The first game which was definitely like Tennis was played in France and the alternative philological theory is that ‘Tennis’ comes from the French ‘Tenez’ (‘Take it’ or ‘Play’). Legend has it that the game was given to the French Royal Court in the 10th century by a wandering minstrel but, regardless, by the 11th century early Tennis was being played in French monasteries for sure. The monks usually stretched a rope across the cloistered central quadrangles in the monastery or sometimes played immediately adjacent to a castle and the court of the game of Royal Tennis is clearly synonymous with these beginnings. Hands were used to hit the ball to begin with (jeu de paume); gloves were used later on and eventually players started to use short bats. Louis IV and the Church both attempted to ban the game in France over the following years but this was clearly to no avail – there were supposedly around 1800 courts in France during the 13th century.
By the 14th century, Tennis had found its way to England where both Henry VII and Henry VIII apparently became keen players and instigated the building of courts up and down the country. Supposedly, Henry VIII himself invented the ‘service’ – his servants used to throw the ball up in the air for him because he was too fat to do it himself.

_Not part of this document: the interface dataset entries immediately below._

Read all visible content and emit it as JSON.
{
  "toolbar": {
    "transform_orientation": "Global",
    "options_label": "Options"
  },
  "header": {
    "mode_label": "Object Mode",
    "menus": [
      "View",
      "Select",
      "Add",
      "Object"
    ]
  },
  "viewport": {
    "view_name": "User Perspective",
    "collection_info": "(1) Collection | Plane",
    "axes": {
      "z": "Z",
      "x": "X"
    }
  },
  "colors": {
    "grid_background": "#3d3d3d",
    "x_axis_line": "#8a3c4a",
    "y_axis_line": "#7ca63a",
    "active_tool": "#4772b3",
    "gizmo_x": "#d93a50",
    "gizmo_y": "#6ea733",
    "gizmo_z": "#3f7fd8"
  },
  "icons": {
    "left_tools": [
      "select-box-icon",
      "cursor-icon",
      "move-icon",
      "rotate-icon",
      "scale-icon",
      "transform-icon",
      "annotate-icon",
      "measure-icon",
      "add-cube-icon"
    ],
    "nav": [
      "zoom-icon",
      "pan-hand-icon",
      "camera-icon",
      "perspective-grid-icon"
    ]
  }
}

And what of the sources of the words “love” and “deuce”. The latter is derived from the French “a deux du jeu” – two points away from game, or de unx , the English having shortened it first to “a deus” (“deus” being deux in old French) and thence thoroughly incorrectly to “deuce”. The similar proposal, that “love” comes from the French for egg – “l’oeuf”, is doubtful, despite the assumed linkage with the cricketing phrase “out for a duck’s egg (duck for short)”. The most likely explanation is that it comes from the Dutch/Flemish “lof” which means honour. Around the time that the expression came to be used, England received a wealth of immigrants from the low countries due to the trauma caused there from incoming Protestantism. Bearing in mind that most games were played for money, if a player scored no points, the phrase “omme lof spelen” would have been applicable – he “played for the honour”…
In 1874, a US traveller brought the game to the Americas and the US Lawn Tennis Association was formed in 1881. International competition soon followed, with the International Lawn Tennis Challenge Trophy (later the Davis Cup) first contested in 1900 and the Wightman Cup, for competition between British and American women’s teams, in 1923. Men’s singles and doubles play was included on the program for the first modern Olympic Games in 1896.